They could take a page out of Micro$oft's playbook several years ago when they issued patches to add "click to activate" to Internet Explorer due to patent issues with the patent troll Eolas. In this case, Garmin could be forced to release firmware updates for all infringing models that removes the offending features. Of course getting customers to apply that patch would be difficult. Alternately, the court could set a dollar figure to pay off for past infringement and allow those units to continue to function as-is. Then Garmin and Pioneer would have to come to terms about current and future models. Either there would have to be a licensing of the technology or the new devices would have to have the offending features removed.

--
I support the right to keep and arm bears.

Patent protection is only as

Patent protection is only as good as your lawyers and ability to pay them to defend a patent.

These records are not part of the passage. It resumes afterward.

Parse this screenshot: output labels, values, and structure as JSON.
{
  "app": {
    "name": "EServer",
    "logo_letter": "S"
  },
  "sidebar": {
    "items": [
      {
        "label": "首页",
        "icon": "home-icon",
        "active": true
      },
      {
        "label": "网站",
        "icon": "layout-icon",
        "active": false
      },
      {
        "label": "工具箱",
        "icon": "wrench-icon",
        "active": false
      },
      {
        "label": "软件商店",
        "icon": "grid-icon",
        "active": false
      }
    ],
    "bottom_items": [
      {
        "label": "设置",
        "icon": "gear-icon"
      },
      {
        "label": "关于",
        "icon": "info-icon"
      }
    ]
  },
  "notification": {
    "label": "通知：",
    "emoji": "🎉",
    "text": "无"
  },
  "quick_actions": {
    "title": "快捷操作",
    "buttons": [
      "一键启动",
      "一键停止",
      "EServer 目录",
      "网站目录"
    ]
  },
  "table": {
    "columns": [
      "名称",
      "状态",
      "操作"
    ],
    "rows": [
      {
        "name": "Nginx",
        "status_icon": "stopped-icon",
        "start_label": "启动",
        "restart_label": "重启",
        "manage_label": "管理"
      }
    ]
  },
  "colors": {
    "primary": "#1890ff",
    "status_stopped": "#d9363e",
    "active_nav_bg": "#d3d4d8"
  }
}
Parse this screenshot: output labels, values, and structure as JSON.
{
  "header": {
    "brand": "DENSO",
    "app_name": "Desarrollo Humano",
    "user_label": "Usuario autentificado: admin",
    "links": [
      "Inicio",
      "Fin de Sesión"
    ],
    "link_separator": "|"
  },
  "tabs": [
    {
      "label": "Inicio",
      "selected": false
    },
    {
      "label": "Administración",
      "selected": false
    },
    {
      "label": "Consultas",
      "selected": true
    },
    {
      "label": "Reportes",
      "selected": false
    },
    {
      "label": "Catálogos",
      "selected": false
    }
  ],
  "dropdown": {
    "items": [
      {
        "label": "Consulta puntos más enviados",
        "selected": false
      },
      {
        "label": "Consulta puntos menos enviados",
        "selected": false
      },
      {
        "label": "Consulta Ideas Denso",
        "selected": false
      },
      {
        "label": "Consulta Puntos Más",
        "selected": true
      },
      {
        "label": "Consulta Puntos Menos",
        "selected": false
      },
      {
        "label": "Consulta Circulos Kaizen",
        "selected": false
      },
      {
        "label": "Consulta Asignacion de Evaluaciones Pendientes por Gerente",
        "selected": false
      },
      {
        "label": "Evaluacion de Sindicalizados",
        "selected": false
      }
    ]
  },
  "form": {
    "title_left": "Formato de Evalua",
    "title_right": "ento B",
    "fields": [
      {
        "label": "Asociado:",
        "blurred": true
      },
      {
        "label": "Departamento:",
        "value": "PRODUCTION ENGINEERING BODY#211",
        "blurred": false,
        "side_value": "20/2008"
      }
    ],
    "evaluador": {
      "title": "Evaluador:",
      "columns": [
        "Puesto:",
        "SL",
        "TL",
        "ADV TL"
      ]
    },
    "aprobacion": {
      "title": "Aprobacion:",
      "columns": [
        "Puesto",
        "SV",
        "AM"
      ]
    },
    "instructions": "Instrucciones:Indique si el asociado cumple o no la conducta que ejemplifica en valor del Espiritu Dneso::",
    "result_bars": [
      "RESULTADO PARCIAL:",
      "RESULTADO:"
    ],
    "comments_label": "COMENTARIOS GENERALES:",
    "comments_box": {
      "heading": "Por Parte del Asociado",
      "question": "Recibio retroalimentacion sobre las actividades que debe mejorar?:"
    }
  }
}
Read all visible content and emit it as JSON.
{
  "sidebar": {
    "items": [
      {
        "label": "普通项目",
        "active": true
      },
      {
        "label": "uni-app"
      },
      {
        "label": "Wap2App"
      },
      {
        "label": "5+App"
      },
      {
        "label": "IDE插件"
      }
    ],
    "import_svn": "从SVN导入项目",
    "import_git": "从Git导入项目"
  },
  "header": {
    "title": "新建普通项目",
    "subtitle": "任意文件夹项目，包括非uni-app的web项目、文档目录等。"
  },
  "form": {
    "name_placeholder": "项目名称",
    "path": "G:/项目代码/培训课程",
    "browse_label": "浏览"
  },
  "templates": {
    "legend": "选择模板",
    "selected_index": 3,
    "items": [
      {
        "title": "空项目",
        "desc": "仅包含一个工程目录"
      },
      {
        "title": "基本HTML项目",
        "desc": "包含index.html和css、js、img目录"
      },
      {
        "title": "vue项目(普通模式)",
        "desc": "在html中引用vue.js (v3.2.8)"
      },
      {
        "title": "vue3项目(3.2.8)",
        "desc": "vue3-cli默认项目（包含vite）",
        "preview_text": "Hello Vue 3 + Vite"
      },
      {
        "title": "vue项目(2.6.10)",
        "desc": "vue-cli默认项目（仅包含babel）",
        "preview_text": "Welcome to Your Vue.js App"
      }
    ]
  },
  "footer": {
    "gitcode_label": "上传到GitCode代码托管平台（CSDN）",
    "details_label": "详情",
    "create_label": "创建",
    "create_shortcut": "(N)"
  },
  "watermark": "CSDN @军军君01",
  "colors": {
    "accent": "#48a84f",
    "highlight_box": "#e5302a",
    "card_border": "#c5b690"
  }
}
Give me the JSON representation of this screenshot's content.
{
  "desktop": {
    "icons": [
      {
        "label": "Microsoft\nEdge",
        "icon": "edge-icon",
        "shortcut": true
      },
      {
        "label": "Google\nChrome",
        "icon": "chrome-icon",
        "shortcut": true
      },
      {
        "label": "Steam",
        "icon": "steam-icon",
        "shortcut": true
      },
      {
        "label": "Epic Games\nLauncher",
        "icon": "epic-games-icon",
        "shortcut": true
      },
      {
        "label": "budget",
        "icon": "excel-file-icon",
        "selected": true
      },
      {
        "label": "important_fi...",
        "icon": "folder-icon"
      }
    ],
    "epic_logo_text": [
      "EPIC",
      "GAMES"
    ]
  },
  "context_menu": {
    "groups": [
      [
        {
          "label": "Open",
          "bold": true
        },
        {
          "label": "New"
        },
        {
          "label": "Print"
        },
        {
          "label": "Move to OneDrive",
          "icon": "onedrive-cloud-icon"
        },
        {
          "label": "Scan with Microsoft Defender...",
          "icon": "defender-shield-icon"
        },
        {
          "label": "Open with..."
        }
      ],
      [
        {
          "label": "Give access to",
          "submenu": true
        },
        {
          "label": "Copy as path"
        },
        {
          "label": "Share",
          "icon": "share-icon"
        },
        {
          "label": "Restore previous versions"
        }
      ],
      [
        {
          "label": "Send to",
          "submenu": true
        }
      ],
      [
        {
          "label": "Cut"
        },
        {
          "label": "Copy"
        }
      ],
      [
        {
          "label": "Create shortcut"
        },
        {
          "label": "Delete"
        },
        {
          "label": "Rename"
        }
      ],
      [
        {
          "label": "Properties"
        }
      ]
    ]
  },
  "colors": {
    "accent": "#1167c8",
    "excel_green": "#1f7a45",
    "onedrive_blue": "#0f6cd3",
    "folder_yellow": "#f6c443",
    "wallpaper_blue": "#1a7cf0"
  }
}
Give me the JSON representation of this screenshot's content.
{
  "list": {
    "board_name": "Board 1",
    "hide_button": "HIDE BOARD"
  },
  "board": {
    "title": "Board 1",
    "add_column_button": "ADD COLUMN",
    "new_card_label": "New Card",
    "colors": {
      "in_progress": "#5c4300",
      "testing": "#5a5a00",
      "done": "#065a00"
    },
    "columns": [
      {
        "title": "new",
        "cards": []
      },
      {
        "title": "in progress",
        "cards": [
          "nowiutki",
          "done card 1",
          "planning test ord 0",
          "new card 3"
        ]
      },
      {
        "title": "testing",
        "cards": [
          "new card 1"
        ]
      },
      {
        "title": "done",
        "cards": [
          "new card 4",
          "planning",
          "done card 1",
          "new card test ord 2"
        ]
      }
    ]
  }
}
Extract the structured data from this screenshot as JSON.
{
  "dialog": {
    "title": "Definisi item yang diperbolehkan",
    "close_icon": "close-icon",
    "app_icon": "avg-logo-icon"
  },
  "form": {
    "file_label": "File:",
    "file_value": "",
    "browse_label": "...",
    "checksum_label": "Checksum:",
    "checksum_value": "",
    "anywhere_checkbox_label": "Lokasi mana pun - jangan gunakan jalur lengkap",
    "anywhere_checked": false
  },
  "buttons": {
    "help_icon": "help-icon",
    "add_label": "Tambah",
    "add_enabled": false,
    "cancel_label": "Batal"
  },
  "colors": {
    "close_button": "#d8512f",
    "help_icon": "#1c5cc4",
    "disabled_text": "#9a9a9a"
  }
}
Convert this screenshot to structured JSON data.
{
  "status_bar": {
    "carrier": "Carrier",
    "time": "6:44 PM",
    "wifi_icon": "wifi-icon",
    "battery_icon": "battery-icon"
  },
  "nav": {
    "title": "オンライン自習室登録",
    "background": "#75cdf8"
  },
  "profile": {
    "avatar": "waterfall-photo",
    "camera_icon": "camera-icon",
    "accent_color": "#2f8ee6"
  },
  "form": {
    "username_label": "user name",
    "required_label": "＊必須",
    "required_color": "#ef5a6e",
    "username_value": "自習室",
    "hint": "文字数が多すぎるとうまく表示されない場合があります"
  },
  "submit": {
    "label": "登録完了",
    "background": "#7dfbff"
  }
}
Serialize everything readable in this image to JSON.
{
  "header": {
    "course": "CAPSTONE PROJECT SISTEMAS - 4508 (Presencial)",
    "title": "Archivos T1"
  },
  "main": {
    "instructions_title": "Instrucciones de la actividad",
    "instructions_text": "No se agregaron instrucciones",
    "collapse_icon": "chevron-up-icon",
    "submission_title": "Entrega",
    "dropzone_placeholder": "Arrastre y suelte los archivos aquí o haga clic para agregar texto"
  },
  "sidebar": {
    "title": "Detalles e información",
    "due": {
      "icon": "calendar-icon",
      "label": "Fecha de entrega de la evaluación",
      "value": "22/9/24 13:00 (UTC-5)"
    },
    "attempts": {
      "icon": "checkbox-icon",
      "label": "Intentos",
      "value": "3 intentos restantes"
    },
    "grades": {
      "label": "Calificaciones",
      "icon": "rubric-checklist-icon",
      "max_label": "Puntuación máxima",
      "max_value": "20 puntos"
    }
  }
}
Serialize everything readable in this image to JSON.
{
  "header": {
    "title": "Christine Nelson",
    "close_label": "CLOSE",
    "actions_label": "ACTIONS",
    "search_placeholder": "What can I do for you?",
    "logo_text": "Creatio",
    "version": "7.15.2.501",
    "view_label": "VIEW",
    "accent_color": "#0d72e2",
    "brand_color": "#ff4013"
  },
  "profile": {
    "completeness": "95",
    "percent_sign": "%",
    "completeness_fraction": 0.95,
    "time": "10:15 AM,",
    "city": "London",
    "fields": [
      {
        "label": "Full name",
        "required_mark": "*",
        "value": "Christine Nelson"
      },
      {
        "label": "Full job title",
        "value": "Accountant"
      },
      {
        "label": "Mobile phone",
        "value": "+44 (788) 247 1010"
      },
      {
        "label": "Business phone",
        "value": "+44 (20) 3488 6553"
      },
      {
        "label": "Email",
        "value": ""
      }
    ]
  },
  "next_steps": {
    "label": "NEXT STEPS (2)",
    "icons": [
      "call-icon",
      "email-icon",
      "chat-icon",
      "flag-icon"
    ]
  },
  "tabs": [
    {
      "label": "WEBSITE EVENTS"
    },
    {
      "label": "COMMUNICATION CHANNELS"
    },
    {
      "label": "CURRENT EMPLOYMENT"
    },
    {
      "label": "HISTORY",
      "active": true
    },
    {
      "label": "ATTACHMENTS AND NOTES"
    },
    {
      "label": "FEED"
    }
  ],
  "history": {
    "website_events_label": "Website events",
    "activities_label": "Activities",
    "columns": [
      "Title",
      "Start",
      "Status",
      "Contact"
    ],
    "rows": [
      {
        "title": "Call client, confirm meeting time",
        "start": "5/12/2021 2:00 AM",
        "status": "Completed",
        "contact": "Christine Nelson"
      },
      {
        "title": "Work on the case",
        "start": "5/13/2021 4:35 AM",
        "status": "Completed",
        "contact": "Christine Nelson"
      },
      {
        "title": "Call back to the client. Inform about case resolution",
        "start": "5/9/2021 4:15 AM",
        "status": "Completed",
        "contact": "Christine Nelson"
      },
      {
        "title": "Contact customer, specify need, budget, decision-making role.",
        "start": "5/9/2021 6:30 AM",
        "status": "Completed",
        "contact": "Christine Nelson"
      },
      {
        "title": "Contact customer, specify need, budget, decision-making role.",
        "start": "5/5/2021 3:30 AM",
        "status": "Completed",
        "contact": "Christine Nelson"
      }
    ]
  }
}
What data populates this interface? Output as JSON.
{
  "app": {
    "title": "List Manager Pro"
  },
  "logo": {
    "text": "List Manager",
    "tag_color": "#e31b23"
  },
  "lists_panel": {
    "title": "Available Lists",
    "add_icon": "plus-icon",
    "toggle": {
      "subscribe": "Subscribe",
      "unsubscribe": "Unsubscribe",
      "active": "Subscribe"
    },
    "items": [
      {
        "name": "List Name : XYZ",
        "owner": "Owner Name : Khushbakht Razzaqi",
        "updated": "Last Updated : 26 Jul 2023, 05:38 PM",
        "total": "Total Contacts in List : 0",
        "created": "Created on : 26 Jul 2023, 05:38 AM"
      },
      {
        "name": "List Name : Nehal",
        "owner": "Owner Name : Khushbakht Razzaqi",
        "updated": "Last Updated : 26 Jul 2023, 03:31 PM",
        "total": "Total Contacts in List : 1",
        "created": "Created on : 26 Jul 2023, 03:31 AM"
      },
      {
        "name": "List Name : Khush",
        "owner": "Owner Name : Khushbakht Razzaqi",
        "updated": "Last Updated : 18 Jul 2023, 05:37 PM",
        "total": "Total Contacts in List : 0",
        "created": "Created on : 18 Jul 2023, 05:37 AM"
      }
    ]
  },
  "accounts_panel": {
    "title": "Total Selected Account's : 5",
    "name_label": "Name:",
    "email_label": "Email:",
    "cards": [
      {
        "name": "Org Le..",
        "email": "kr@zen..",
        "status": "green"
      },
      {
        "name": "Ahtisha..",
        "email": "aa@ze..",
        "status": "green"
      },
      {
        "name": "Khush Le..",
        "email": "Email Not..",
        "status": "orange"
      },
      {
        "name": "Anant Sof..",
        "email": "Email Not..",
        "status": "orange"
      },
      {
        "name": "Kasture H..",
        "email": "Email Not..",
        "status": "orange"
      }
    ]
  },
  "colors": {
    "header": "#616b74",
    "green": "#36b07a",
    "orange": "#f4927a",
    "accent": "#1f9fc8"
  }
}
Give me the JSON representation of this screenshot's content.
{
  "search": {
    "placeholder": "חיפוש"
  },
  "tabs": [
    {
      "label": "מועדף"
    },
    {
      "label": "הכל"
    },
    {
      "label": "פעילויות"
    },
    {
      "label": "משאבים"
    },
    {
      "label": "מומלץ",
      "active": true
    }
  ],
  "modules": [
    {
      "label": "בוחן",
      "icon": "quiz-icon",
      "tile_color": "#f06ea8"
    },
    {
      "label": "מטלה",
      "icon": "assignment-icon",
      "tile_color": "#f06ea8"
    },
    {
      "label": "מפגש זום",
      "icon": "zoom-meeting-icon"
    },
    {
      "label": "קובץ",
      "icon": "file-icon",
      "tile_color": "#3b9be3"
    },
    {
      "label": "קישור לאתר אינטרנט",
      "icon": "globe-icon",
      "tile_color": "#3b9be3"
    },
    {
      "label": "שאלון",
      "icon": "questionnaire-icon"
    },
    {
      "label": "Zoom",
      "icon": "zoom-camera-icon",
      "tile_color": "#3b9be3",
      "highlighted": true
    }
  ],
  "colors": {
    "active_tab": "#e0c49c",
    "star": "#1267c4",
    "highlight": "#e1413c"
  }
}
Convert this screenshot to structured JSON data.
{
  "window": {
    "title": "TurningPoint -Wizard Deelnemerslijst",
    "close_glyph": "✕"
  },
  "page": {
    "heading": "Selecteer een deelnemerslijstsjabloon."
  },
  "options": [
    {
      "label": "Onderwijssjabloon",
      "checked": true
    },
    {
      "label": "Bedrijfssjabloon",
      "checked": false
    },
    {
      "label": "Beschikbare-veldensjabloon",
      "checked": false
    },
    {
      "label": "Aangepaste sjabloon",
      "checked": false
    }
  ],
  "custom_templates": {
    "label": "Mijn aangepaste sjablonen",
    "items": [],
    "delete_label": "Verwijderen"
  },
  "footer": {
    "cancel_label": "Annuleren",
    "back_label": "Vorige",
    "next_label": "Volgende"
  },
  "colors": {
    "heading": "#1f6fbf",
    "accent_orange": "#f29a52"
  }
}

Pioneer is my favorite electronics company

Pioneer is my favorite electronics company and builds some very high quality stuff but there GPS systems are not that great.

--
GM Built-in Navigation system - Samsung S6 Edge+ Smartphone with Garmin Viago, Google Maps & HERE Apps

Pioneer sues Garmin over navigation technology

  • Ever wonder why Garmin changes Models so often?
  • Why features just all of a sudden disappear?
  • Why Other manufactures always have the great features first?

    The complaint comes after negotiations between the two companies over Licensing Payments of patents broke down.

    The leaders in GPS technology, TOM TOM, Pioneer, NAVIGON,
    NAVTEQ, TeleAtlas

  • --
    Using Android Based GPS.The above post and my sig reflects my own opinions, expressed for the purpose of informing or inspiring, not commanding. Naturally, you are free to reject or embrace whatever you read.